By David Hammond
In the weather-beaten Mayan ruins of Tulum on the eastern coast of Mexico’s Yucatan Peninsula, there’s a centuries-old structure referred to as The Temple of the Descending God. On the walls of this crumbling building are barely discernible carvings of a figure turned upside down, as though diving. It’s believed by some that this is a picture of the honey bee god, Ah-Muzen-Cab, dipping into a flower for some nectar.
The Maya frequently imagined that valued consumables in the natural world — such as water, corn and honey — were under the control of specific deities. Honey was a source of sweetness, especially treasured in a culture that didn’t have sugar cane or sugar beets. Honey’s sugar content enabled it to be converted into an even more valuable commodity: booze.
The fermentation of honey was practiced by ancient peoples all over the world. The mead that Beowulf and his Anglo-Saxon warriors drank was made of honey, and the ancient Maya of Central America also prepared beer using a recipe of honey, with corn and chilies.
Henry Bruman, in his 1930 book “Alcohol in Ancient Mexico,” reported upon the widespread consumption of Mexican beverages created from fermented honey.
During the fermentation process of such beverages, alkaloid-bearing ingredients — including hallucinogenic peyote — were sometimes added, making for a potentially psychotropic sip.
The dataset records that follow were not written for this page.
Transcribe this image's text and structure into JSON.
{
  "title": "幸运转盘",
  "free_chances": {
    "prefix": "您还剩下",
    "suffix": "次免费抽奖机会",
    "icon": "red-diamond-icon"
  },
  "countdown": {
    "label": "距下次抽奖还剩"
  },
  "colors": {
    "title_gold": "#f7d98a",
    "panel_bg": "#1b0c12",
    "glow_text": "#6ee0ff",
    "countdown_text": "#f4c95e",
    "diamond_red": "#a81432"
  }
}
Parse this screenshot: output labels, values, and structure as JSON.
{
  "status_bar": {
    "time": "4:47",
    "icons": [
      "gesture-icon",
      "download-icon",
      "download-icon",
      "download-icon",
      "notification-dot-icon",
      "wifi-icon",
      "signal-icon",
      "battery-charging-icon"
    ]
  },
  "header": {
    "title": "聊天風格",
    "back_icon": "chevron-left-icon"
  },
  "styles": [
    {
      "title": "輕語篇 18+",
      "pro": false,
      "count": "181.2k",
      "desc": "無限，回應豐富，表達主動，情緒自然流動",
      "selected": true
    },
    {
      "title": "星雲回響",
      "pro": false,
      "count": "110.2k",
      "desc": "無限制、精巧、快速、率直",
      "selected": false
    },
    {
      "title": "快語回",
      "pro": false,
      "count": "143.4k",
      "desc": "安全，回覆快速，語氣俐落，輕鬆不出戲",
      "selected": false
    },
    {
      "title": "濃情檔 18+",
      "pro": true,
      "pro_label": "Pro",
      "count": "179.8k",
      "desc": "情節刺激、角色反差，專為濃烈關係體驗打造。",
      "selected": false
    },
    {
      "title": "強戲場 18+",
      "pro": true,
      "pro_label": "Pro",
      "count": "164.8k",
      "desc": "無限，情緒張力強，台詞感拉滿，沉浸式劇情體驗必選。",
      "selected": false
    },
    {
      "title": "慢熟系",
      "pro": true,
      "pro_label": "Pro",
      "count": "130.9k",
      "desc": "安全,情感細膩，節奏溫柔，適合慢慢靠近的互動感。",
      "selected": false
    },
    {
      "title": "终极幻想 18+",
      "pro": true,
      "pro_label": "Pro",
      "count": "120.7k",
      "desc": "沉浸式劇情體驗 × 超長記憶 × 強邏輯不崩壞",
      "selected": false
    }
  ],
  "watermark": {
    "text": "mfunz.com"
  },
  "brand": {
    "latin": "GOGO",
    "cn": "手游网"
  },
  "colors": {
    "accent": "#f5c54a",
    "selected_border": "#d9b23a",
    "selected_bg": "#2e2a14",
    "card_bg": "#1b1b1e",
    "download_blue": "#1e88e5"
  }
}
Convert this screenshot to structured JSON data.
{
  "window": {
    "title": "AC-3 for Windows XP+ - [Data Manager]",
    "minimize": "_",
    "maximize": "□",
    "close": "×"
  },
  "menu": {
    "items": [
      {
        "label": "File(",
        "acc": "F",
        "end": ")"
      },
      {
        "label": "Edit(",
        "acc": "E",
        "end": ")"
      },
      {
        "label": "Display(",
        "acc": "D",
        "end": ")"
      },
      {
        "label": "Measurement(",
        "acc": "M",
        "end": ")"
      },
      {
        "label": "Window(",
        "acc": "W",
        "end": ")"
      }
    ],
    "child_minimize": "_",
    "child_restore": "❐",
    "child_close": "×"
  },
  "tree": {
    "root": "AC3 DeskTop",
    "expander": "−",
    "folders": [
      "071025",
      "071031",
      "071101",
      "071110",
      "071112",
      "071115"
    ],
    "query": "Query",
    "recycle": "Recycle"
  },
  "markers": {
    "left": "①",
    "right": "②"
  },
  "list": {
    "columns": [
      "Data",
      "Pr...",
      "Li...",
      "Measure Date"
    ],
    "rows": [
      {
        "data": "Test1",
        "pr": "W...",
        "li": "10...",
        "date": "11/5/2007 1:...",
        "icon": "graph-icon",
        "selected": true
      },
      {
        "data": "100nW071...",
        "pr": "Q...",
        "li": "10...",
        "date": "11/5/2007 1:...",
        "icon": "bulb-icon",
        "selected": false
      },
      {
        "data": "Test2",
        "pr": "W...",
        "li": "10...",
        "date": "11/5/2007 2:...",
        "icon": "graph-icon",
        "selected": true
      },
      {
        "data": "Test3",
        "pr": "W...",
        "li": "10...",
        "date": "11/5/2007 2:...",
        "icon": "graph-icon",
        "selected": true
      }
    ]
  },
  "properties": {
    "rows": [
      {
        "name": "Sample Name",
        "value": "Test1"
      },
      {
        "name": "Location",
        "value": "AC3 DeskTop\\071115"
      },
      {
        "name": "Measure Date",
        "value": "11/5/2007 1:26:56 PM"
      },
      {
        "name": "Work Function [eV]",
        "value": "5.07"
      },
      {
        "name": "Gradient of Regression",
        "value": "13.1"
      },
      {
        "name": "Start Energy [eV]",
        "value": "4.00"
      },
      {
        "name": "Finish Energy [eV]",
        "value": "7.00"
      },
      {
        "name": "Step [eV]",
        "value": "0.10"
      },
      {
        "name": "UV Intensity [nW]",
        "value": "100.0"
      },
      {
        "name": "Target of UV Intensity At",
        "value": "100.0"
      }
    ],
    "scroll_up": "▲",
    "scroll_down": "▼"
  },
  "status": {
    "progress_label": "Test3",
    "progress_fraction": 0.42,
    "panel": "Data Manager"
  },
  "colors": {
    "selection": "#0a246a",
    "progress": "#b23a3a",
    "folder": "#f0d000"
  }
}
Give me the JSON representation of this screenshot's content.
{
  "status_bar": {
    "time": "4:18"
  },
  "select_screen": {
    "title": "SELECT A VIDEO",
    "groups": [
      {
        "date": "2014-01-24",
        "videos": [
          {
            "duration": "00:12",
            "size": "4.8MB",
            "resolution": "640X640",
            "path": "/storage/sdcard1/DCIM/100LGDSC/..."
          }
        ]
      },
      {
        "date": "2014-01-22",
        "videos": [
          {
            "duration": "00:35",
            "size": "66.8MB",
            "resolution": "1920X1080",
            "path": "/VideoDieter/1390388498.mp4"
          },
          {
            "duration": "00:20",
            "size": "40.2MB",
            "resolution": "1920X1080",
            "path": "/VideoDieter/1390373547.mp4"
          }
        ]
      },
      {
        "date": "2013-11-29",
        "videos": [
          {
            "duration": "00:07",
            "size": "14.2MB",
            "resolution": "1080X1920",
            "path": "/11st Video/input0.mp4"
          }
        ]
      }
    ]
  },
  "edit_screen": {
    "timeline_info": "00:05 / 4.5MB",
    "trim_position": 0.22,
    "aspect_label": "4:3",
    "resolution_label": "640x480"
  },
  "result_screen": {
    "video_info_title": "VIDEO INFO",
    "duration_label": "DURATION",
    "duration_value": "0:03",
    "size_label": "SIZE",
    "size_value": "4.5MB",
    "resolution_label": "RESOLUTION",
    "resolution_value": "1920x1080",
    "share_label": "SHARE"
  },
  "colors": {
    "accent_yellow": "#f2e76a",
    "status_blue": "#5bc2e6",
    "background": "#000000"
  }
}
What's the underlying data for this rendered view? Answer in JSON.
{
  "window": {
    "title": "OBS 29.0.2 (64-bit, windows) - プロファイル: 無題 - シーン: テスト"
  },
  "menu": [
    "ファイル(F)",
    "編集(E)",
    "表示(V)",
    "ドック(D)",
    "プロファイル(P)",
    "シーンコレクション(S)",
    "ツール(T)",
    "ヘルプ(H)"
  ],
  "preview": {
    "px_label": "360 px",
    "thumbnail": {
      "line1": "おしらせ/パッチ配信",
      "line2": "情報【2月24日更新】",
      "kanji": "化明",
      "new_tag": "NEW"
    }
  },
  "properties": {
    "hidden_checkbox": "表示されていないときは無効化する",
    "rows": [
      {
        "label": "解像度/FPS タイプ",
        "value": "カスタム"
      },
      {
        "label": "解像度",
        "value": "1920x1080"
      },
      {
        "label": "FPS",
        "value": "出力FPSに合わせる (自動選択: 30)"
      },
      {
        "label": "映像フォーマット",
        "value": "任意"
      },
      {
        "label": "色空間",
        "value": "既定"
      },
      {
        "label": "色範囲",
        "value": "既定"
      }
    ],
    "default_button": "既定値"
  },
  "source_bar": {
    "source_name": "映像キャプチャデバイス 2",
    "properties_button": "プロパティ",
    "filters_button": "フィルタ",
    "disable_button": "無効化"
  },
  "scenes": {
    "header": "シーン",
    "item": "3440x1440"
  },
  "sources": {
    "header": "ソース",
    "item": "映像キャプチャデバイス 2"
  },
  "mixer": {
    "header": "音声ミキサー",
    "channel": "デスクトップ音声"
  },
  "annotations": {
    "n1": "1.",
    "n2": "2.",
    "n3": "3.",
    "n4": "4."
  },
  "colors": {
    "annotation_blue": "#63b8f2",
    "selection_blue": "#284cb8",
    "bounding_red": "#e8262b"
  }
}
In gift shops throughout Yucatan are displays of xtabentun (ish-tah-been-tune), advertised as “liquor of the Maya.” Made only in this region, xtabentun is honey beer to which anise and distilled spirits are usually added.